Alicia: 2020 was my first whole year with Range. The personal balance was very difficult because there were days where I just did not want to get out of bed. Then trying to decide who was genuinely trying to support us from who was doing it just from a performance measure. We blew through four months of inventory within one month—it was our highest revenue year since I had launched the brand. [I was] just trying to stick to the people who I already knew were showing us support in the community. It was a year that showed Black-owned brands aren’t only for Black people. 

What is your hope for the future of representation in the beauty industry? 

Alicia: I just want diversity and inclusion to be normalized. I don’t want it to be a specialty topic. I don’t want it to be a spotlight because of this. It should just be part of normal conversation. It should be a normal benchmark for any company. It should just be part of your framework because that’s when the most unique ideas come together. That’s when the most powerful brands are created. That’s when there’s a true sense of community and belonging.

Cora: Really for founders who look like us, in beauty, it’s really hard to secure that capital needed to grow your business. Being more equitable in that space could really impact all of our businesses by being able to tap into those resources, with us not being pigeonholed into being a niche brand because we are Black or because we are women.

Yelp launched its Black-owned business attribute in partnership with My Black Receipt in June of 2020 to amplify Black business owners’ presence on the app. Business owners can opt-in to have the “Black-owned” attribute display on their Yelp Page. This free, searchable attribute helps consumers find and support Black-owned businesses in their communities. 

Businesses can also select an unlimited number of other attributes, including women-owned, LGBTQ-owned, Asian-owned, and Latinx-owned.

Watch a recording of this conversation, which was a part of the larger 2022 Women in Business Summit for more inspiring tips and insight into entrepreneurship, female leadership, and diversity in business.

The information above is provided for educational and informational purposes only. It is not intended to be a substitute for professional advice and may not be suitable for your circumstances.
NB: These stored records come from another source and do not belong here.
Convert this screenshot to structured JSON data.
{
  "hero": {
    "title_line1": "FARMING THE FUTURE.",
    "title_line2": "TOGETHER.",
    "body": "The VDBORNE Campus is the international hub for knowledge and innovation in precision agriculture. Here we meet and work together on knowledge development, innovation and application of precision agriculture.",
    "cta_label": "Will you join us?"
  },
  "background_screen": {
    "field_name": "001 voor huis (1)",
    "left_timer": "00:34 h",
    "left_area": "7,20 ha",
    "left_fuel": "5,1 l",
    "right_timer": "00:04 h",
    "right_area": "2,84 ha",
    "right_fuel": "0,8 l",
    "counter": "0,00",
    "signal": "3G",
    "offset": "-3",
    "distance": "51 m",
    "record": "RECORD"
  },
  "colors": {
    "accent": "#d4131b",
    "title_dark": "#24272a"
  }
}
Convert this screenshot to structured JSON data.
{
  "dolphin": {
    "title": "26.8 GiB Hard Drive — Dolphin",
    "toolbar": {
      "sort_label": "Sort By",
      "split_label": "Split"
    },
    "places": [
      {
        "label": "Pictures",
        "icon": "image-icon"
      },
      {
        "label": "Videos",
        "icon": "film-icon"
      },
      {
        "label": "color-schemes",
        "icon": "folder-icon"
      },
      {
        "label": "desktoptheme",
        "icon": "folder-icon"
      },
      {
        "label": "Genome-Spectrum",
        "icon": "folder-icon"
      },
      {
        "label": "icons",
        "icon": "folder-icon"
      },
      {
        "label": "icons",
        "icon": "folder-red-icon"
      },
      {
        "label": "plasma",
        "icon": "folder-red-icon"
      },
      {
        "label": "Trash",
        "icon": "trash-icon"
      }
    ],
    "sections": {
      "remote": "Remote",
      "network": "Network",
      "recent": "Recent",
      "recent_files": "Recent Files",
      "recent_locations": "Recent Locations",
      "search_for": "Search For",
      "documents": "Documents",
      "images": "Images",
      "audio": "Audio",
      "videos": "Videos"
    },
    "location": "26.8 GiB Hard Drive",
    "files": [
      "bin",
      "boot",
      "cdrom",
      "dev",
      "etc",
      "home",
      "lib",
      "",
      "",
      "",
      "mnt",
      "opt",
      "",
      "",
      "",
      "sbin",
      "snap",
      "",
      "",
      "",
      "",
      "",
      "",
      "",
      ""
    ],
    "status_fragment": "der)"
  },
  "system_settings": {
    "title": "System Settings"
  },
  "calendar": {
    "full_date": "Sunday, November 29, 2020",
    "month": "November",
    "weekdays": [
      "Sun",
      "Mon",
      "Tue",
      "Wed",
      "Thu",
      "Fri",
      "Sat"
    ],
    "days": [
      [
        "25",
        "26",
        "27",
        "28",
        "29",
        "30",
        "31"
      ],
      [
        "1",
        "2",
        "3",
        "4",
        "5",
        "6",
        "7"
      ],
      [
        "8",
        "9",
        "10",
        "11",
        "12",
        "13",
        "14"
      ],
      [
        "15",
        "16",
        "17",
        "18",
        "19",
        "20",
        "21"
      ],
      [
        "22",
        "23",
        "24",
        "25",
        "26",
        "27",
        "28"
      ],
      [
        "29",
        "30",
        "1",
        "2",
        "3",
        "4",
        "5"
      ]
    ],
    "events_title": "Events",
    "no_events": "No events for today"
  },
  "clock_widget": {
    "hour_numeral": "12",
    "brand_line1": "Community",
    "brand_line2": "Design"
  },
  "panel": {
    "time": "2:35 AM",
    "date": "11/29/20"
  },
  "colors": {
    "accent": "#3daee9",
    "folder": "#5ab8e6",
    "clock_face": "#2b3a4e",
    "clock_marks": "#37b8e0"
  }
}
Unless stated otherwise, references to third-party links, services, or products do not constitute endorsement by Yelp.

Business resources, delivered to your inbox

Get the latest blog content, info on virtual events, and the occasional freebie.

  • This field is for validation purposes and should be left unchanged.

We care about your data. Read about it in our Privacy Policy.